# successor ordinal in a sentence

- For infinite cardinals, the successor cardinal differs from the
*successor ordinal*. - Every ordinal number is either zero, or a
*successor ordinal*, or a limit ordinal. - If ? is a
*successor ordinal*, then \ aleph _ { \ beta } is a successor cardinal. - If \ lambda were a
*successor ordinal*, then \ aleph _ \ lambda would be a successor cardinal and hence not weakly inaccessible. - In set theory, a "'limit ordinal "'is an ordinal number that is neither zero nor a
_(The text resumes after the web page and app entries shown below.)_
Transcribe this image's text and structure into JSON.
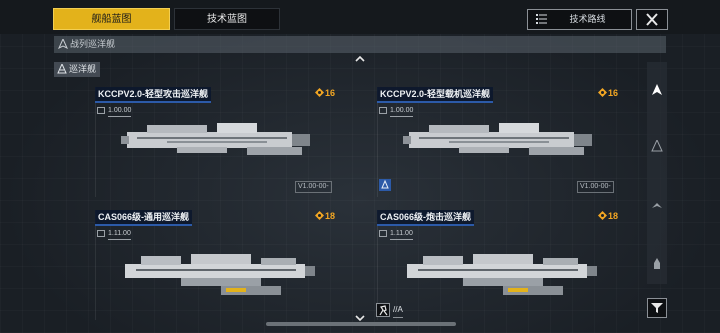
{
  "tabs": {
    "active_label": "舰船蓝图",
    "other_label": "技术蓝图"
  },
  "header": {
    "tech_route_label": "技术路线",
    "close_icon": "close-icon"
  },
  "breadcrumb": {
    "label": "战列巡洋舰"
  },
  "category": {
    "label": "巡洋舰"
  },
  "cards": [
    {
      "name": "KCCPV2.0-轻型攻击巡洋舰",
      "cost": "16",
      "level": "1.00.00",
      "version": "V1.00-00-",
      "has_badge": false
    },
    {
      "name": "KCCPV2.0-轻型载机巡洋舰",
      "cost": "16",
      "level": "1.00.00",
      "version": "V1.00-00-",
      "has_badge": true
    },
    {
      "name": "CAS066级-通用巡洋舰",
      "cost": "18",
      "level": "1.11.00",
      "version": "",
      "has_badge": false
    },
    {
      "name": "CAS066级-炮击巡洋舰",
      "cost": "18",
      "level": "1.11.00",
      "version": "",
      "has_badge": false
    }
  ],
  "bottom": {
    "tag_label": "//A"
  },
  "colors": {
    "accent": "#e3b21b",
    "cost": "#f2a623",
    "name_bar": "#2c5aa8"
  }
}
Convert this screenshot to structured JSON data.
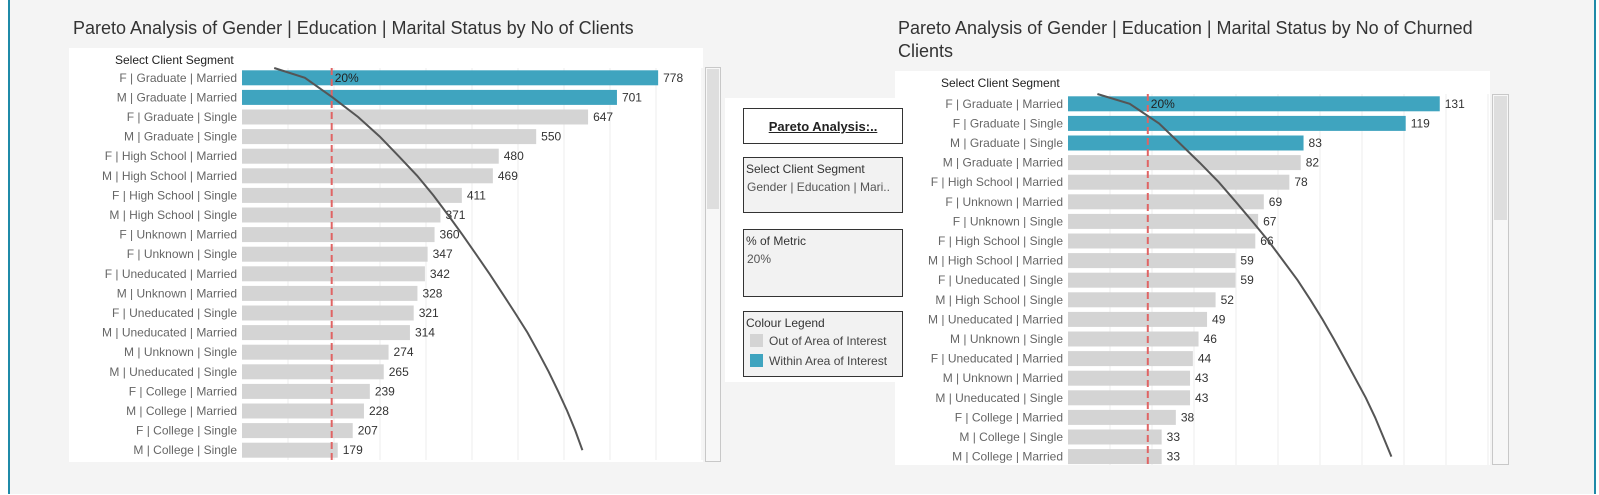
{
  "colors": {
    "out": "#d4d4d4",
    "within": "#3fa4bf",
    "curve": "#555555",
    "marker": "#e06464"
  },
  "left": {
    "title": "Pareto Analysis of Gender | Education | Marital Status by No of Clients",
    "header": "Select Client Segment",
    "marker_label": "20%"
  },
  "right": {
    "title_line1": "Pareto Analysis of Gender | Education | Marital Status by No of Churned",
    "title_line2": "Clients",
    "header": "Select Client Segment",
    "marker_label": "20%"
  },
  "controls": {
    "pareto_button": "Pareto Analysis:..",
    "segment_header": "Select Client Segment",
    "segment_value": "Gender | Education | Mari..",
    "metric_header": "% of Metric",
    "metric_value": "20%",
    "legend_header": "Colour Legend",
    "legend_out": "Out of Area of Interest",
    "legend_within": "Within Area of Interest"
  },
  "chart_data": [
    {
      "type": "bar",
      "orientation": "horizontal",
      "title": "Pareto Analysis of Gender | Education | Marital Status by No of Clients",
      "marker": "20%",
      "categories": [
        "F | Graduate | Married",
        "M | Graduate | Married",
        "F | Graduate | Single",
        "M | Graduate | Single",
        "F | High School | Married",
        "M | High School | Married",
        "F | High School | Single",
        "M | High School | Single",
        "F | Unknown | Married",
        "F | Unknown | Single",
        "F | Uneducated | Married",
        "M | Unknown | Married",
        "F | Uneducated | Single",
        "M | Uneducated | Married",
        "M | Unknown | Single",
        "M | Uneducated | Single",
        "F | College | Married",
        "M | College | Married",
        "F | College | Single",
        "M | College | Single"
      ],
      "values": [
        778,
        701,
        647,
        550,
        480,
        469,
        411,
        371,
        360,
        347,
        342,
        328,
        321,
        314,
        274,
        265,
        239,
        228,
        207,
        179
      ],
      "within_area_of_interest": [
        true,
        true,
        false,
        false,
        false,
        false,
        false,
        false,
        false,
        false,
        false,
        false,
        false,
        false,
        false,
        false,
        false,
        false,
        false,
        false
      ],
      "xlim": [
        0,
        860
      ]
    },
    {
      "type": "bar",
      "orientation": "horizontal",
      "title": "Pareto Analysis of Gender | Education | Marital Status by No of Churned Clients",
      "marker": "20%",
      "categories": [
        "F | Graduate | Married",
        "F | Graduate | Single",
        "M | Graduate | Single",
        "M | Graduate | Married",
        "F | High School | Married",
        "F | Unknown | Married",
        "F | Unknown | Single",
        "F | High School | Single",
        "M | High School | Married",
        "F | Uneducated | Single",
        "M | High School | Single",
        "M | Uneducated | Married",
        "M | Unknown | Single",
        "F | Uneducated | Married",
        "M | Unknown | Married",
        "M | Uneducated | Single",
        "F | College | Married",
        "M | College | Single",
        "M | College | Married"
      ],
      "values": [
        131,
        119,
        83,
        82,
        78,
        69,
        67,
        66,
        59,
        59,
        52,
        49,
        46,
        44,
        43,
        43,
        38,
        33,
        33
      ],
      "within_area_of_interest": [
        true,
        true,
        true,
        false,
        false,
        false,
        false,
        false,
        false,
        false,
        false,
        false,
        false,
        false,
        false,
        false,
        false,
        false,
        false
      ],
      "xlim": [
        0,
        148
      ]
    }
  ]
}
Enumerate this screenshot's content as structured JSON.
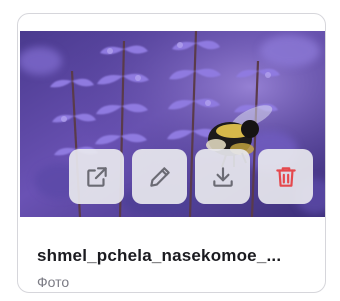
{
  "file": {
    "name": "shmel_pchela_nasekomoe_...",
    "type_label": "Фото"
  },
  "actions": [
    {
      "icon": "external-link-icon"
    },
    {
      "icon": "pencil-icon"
    },
    {
      "icon": "download-icon"
    },
    {
      "icon": "trash-icon"
    }
  ],
  "colors": {
    "icon": "#6b6b74",
    "danger": "#e5484d",
    "button_bg": "#e8e8ee"
  }
}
*successor ordinal*. - It's difficult to find
*successor ordinal* in a sentence. - A pointclass is said to be " self-dual " if it is even
*successor ordinal*, or a limit ordinal of countable cofinality. - Note that if ? is a
*successor ordinal*, then ? is compact, in which case its one-point compactification ? + 1 is the disjoint union of ? and a point. - H . Friedman has shown that for every countable
*successor ordinal* \ beta, every stationary subset of \ omega _ 1 contains a closed subset of order type \ beta ( Friedman ). - The epsilon number \ varepsilon _ { \ alpha + 1 } indexed by any
*successor ordinal* ? + 1 is constructed similarly, by base ? exponentiation starting from \ varepsilon _ \ alpha + 1 ( or by base \ varepsilon _ \ alpha exponentiation starting from 0 ). - Using this definition, ? + 3 can be seen to be a
*successor ordinal* ( it is the successor of ? + 2 ), whereas 3 + ? is a limit ordinal, namely, the limit of 3 + 0 = 3, 3 + 1 = 4, 3 + 2 = 5, etc ., which is just ?. - If we use the Von Neumann cardinal assignment, every infinite cardinal number is also a limit ordinal ( and this is a fitting observation, as " cardinal " derives from the Latin " cardo " meaning " hinge " or " turning point " ) : the proof of this fact is done by simply showing that every infinite
*successor ordinal* is equinumerous to a limit ordinal via the Hotel Infinity argument.